Transition: tissue scaffolding
Advantages of Tissue Printing
Advantages of Tissue Printing.doc
Several printing technologies have
demonstrated the ability to create porous polymer scaffolds
with both macroscopic and inherent microscopic
structure.13,14 This ability is the major advantage that sets
these techniques apart from traditional tissue engineering,
where homogeneous scaffolds are crafted with only
crude macroscopic form.
Even when scaffolds are built to include microscopic
structure, cellular structure is usually formed by seeding
the porous material with cells, resulting in random cellular
attachment and little organization or vascularization
in the initial construct. This seeding approach leaves a
homogeneous mass of cells that does not resemble the
inherent multicell, multimaterial, heterogeneous structure
of tissue. A more advanced method of cell seeding, perhaps
one that could place different cells and biomaterials
into the scaffold in structured patterns, could create
heterogeneous cell constructs and form an enhanced starting
point for tissue growth. One method to accomplish
this type of cell seeding would be to use a tool capable
of printing cells into single layers of tissue scaffolds, and
then using a layer-by-layer approach to build entire constructs
that mimic natural tissue.
As of 2007, the brightest hope for cellular regeneration and repair lies in tissue scaffolding. The technique involves depositing the patient’s own cells that are grown in lab cultures in a homogeneous scaffolds crafted with only crude macroscopic form, and transporting the whole matured structure to the damaged human body parts afterward. The structure will fuse with the damaged tissue, and heal the wound of the patient overtime. This technology is innovational because it uses cells from the patient himself. As a result, scarring can be reduced if applied to damaged skin and no rejection will occur at all. Despite all the promises of this technology, it has so far proven to be successful only in repairing skin and cartilages. The difficulty for implementing this technology in organs lies in creating a feasible 3D scaffold that is viable with the complex nature and structures of organs. For example, organs tissues have very complex architecture composed of multicells with different functions and specific capillary networks that are still beyond the ability of current scaffold fabrication technology (Liu). A more advanced method of cell seeding, perhaps one that could place different cells and biomaterials into the scaffold in structured patterns, could create heterogeneous cell constructs and form an enhanced starting point for tissue growth. One method to accomplish this type of cell seeding would be to use a tool capable of printing cells into single layers of tissue scaffolds, and then using a layer-by-layer approach to build the entire constructs that mimic natural tissue (Christian’s article). Given the setbacks and limitation of tissue scaffolding, the hopes of creating organs that will have perfect compatibility seem remote. However, the prospects of inkjet and laser printing of organs promise to change this belief.

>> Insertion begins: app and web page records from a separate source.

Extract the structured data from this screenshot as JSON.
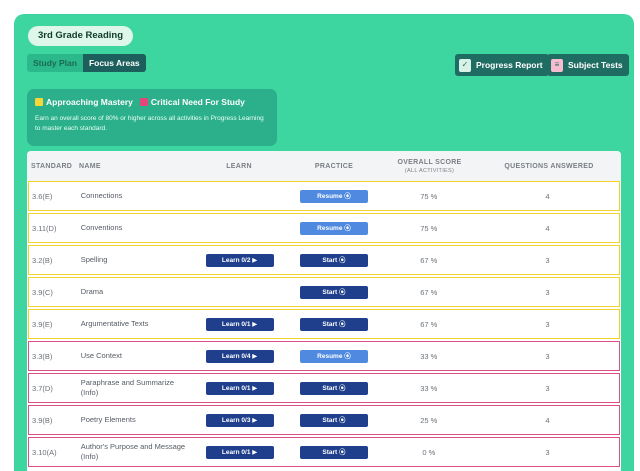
{
  "header": {
    "subject_chip": "3rd Grade Reading",
    "tabs": [
      {
        "label": "Study Plan",
        "active": false
      },
      {
        "label": "Focus Areas",
        "active": true
      }
    ],
    "progress_report_label": "Progress Report",
    "subject_tests_label": "Subject Tests"
  },
  "legend": {
    "approaching_label": "Approaching Mastery",
    "critical_label": "Critical Need For Study",
    "note": "Earn an overall score of 80% or higher across all activities in Progress Learning to master each standard."
  },
  "table": {
    "headers": {
      "standard": "STANDARD",
      "name": "NAME",
      "learn": "LEARN",
      "practice": "PRACTICE",
      "score": "OVERALL SCORE",
      "score_sub": "(ALL ACTIVITIES)",
      "questions": "QUESTIONS ANSWERED"
    },
    "rows": [
      {
        "standard": "3.6(E)",
        "name": "Connections",
        "learn": "",
        "practice": "Resume ⦿",
        "practice_kind": "resume",
        "score": "75 %",
        "questions": "4",
        "status": "yellow"
      },
      {
        "standard": "3.11(D)",
        "name": "Conventions",
        "learn": "",
        "practice": "Resume ⦿",
        "practice_kind": "resume",
        "score": "75 %",
        "questions": "4",
        "status": "yellow"
      },
      {
        "standard": "3.2(B)",
        "name": "Spelling",
        "learn": "Learn 0/2 ▶",
        "practice": "Start ⦿",
        "practice_kind": "start",
        "score": "67 %",
        "questions": "3",
        "status": "yellow"
      },
      {
        "standard": "3.9(C)",
        "name": "Drama",
        "learn": "",
        "practice": "Start ⦿",
        "practice_kind": "start",
        "score": "67 %",
        "questions": "3",
        "status": "yellow"
      },
      {
        "standard": "3.9(E)",
        "name": "Argumentative Texts",
        "learn": "Learn 0/1 ▶",
        "practice": "Start ⦿",
        "practice_kind": "start",
        "score": "67 %",
        "questions": "3",
        "status": "yellow"
      },
      {
        "standard": "3.3(B)",
        "name": "Use Context",
        "learn": "Learn 0/4 ▶",
        "practice": "Resume ⦿",
        "practice_kind": "resume",
        "score": "33 %",
        "questions": "3",
        "status": "pink"
      },
      {
        "standard": "3.7(D)",
        "name": "Paraphrase and Summarize (Info)",
        "learn": "Learn 0/1 ▶",
        "practice": "Start ⦿",
        "practice_kind": "start",
        "score": "33 %",
        "questions": "3",
        "status": "pink"
      },
      {
        "standard": "3.9(B)",
        "name": "Poetry Elements",
        "learn": "Learn 0/3 ▶",
        "practice": "Start ⦿",
        "practice_kind": "start",
        "score": "25 %",
        "questions": "4",
        "status": "pink"
      },
      {
        "standard": "3.10(A)",
        "name": "Author's Purpose and Message (Info)",
        "learn": "Learn 0/1 ▶",
        "practice": "Start ⦿",
        "practice_kind": "start",
        "score": "0 %",
        "questions": "3",
        "status": "pink"
      }
    ]
  },
  "colors": {
    "background": "#3dd6a1",
    "approaching": "#f4d22e",
    "critical": "#df4f85",
    "button_dark": "#1f3f8c",
    "button_light": "#4f8ae0"
  }
}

Future applications of tissue engineering and tissue printing could range across medical disciplines and include burn treatments in the form of skin grafts, dental implants as well as organ, bone and cartilage transplants and repair. However before all these applications can become real this relatively new branch of engineering has many challenges ahead such as finding reliable sources of compatible cells, developing methods for differentiating stem cells into functional tissues, advancing methods of tissue preservation and optimizing technologies like inkjet and laser printers necessary to build complex organ structures.

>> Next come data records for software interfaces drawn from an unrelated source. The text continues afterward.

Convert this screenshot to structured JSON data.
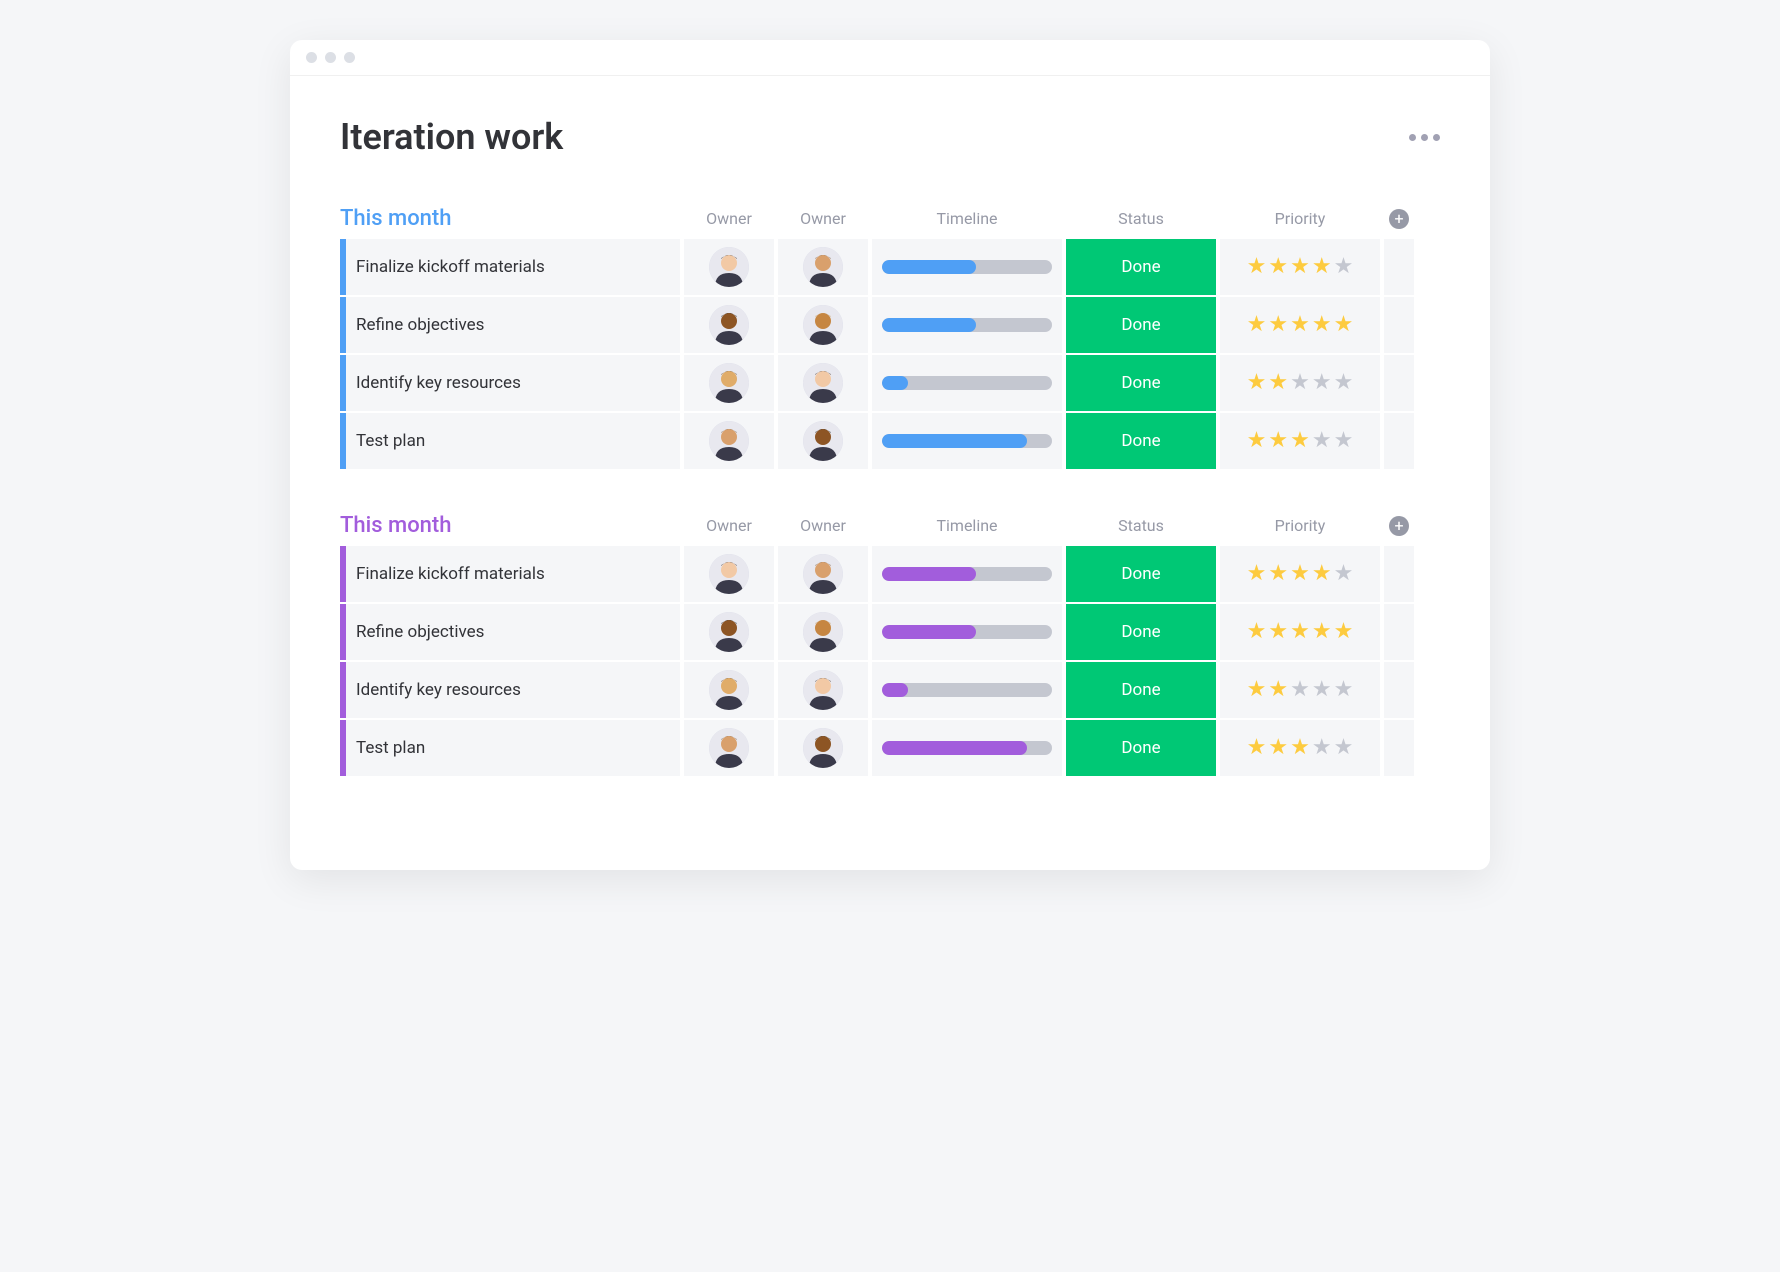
{
  "page_title": "Iteration work",
  "columns": {
    "owner1": "Owner",
    "owner2": "Owner",
    "timeline": "Timeline",
    "status": "Status",
    "priority": "Priority"
  },
  "groups": [
    {
      "title": "This month",
      "title_color": "#4f9ff5",
      "accent_class": "blue-accent",
      "bar_color": "#4f9ff5",
      "rows": [
        {
          "task": "Finalize kickoff materials",
          "progress": 55,
          "status": "Done",
          "status_color": "#00c875",
          "stars": 4
        },
        {
          "task": "Refine objectives",
          "progress": 55,
          "status": "Done",
          "status_color": "#00c875",
          "stars": 5
        },
        {
          "task": "Identify key resources",
          "progress": 15,
          "status": "Done",
          "status_color": "#00c875",
          "stars": 2
        },
        {
          "task": "Test plan",
          "progress": 85,
          "status": "Done",
          "status_color": "#00c875",
          "stars": 3
        }
      ]
    },
    {
      "title": "This month",
      "title_color": "#a25ddc",
      "accent_class": "purple-accent",
      "bar_color": "#a25ddc",
      "rows": [
        {
          "task": "Finalize kickoff materials",
          "progress": 55,
          "status": "Done",
          "status_color": "#00c875",
          "stars": 4
        },
        {
          "task": "Refine objectives",
          "progress": 55,
          "status": "Done",
          "status_color": "#00c875",
          "stars": 5
        },
        {
          "task": "Identify key resources",
          "progress": 15,
          "status": "Done",
          "status_color": "#00c875",
          "stars": 2
        },
        {
          "task": "Test plan",
          "progress": 85,
          "status": "Done",
          "status_color": "#00c875",
          "stars": 3
        }
      ]
    }
  ]
}
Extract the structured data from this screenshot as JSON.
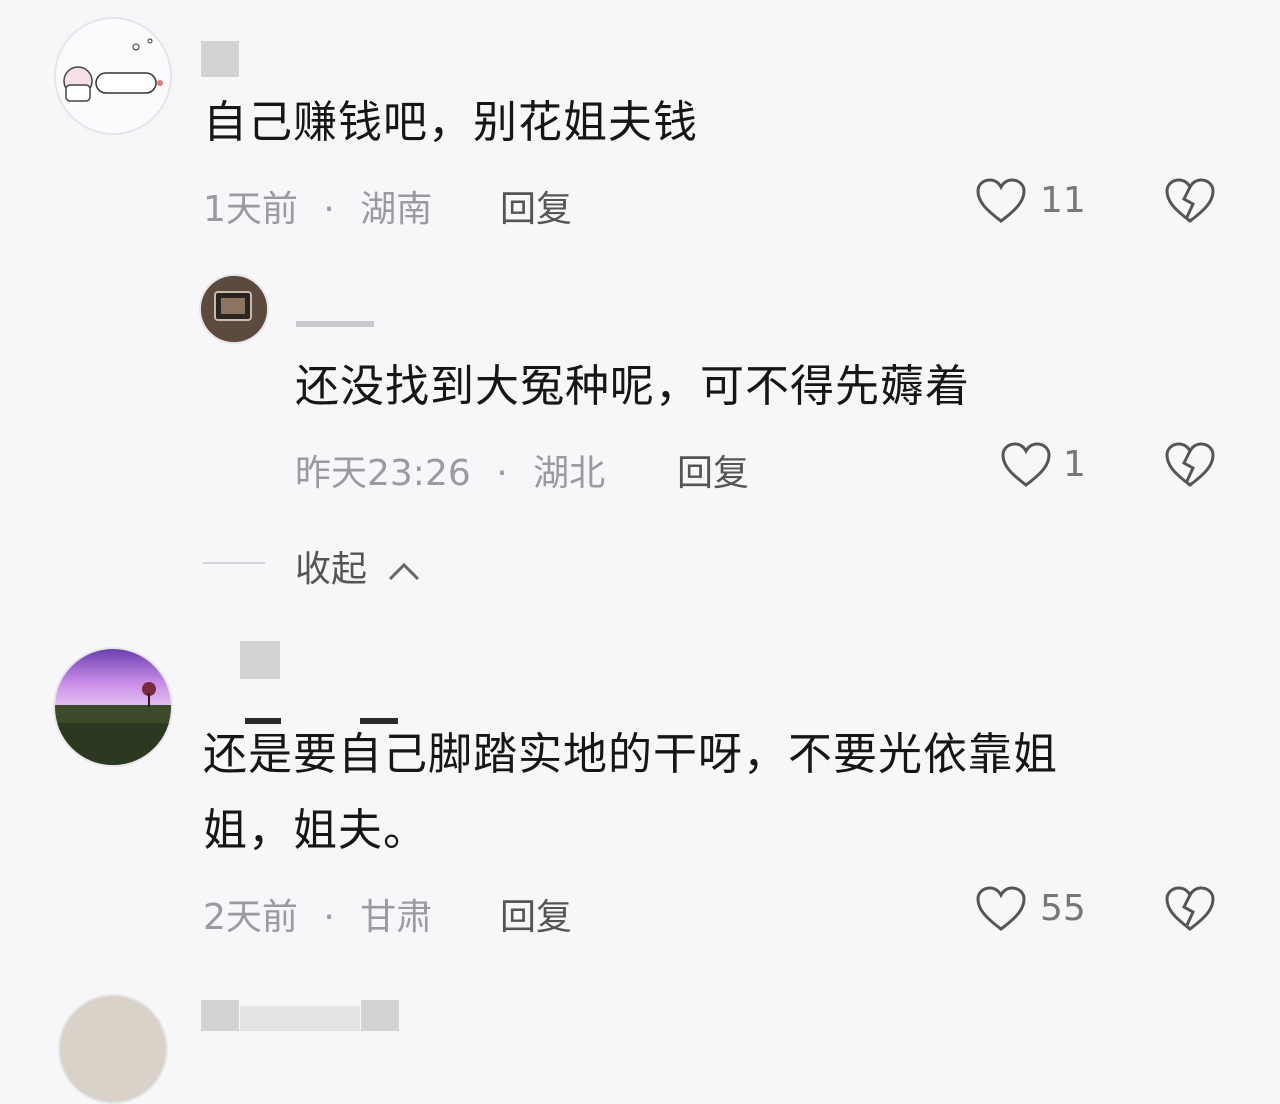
{
  "comments": [
    {
      "text": "自己赚钱吧，别花姐夫钱",
      "time": "1天前",
      "region": "湖南",
      "reply_label": "回复",
      "likes": "11",
      "replies": [
        {
          "text": "还没找到大冤种呢，可不得先薅着",
          "time": "昨天23:26",
          "region": "湖北",
          "reply_label": "回复",
          "likes": "1"
        }
      ],
      "collapse_label": "收起"
    },
    {
      "text_line1": "还是要自己脚踏实地的干呀，不要光依靠姐",
      "text_line2": "姐，姐夫。",
      "time": "2天前",
      "region": "甘肃",
      "reply_label": "回复",
      "likes": "55"
    }
  ],
  "meta_separator": "·",
  "icons": {
    "like": "heart-outline-icon",
    "dislike": "broken-heart-icon",
    "collapse": "chevron-up-icon"
  },
  "colors": {
    "background": "#f7f7f9",
    "meta": "#9a9aa0",
    "text": "#161616"
  }
}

note from justin
tech2.doc is the name of the finished tech file.
Please add your sources to this list.
Social Implications Section

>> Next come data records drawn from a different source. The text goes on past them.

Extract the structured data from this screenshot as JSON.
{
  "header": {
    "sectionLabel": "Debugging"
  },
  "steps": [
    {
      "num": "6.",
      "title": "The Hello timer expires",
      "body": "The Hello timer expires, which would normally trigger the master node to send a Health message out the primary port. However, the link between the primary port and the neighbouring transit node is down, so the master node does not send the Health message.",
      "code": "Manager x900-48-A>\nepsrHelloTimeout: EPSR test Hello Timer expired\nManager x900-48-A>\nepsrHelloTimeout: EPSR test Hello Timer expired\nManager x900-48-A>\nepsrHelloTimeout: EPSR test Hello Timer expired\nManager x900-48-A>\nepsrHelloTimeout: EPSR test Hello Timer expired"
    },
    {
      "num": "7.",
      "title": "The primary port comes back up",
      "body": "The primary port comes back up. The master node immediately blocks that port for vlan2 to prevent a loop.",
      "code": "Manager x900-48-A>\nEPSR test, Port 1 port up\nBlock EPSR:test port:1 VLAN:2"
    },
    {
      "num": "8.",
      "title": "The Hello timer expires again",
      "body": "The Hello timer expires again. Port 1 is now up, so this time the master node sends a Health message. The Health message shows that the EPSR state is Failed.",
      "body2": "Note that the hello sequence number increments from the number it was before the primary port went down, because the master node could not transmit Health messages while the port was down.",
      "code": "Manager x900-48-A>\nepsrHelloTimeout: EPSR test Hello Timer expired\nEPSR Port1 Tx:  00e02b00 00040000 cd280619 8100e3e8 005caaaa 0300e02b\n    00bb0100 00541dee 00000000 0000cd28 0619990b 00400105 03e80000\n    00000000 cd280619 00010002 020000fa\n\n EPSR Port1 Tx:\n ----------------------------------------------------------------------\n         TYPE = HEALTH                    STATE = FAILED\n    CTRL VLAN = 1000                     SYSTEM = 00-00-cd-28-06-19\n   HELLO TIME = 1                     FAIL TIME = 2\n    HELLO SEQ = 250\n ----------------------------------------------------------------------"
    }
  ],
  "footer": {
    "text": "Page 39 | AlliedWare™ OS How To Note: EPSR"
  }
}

“FAQ About Liver Transplantion.” University of Miami. 2007. 11 June 2008. <http://surgery.med.miami.edu/x320.xml>.
Barber, Norm. The Nasty Side Of Organ Transplanting. 2007. 11 June 2008.
Winickoff, David E. “Governing stem cell research in California and the USA: towards a social infrastructure.” Trends in Biotechnology. Volume 24, Issue 9, September 2006, Pages 390-394.
FINAL ARTICLE (rough draft)
Materials Nelson will touch on for presentation
The final version of the article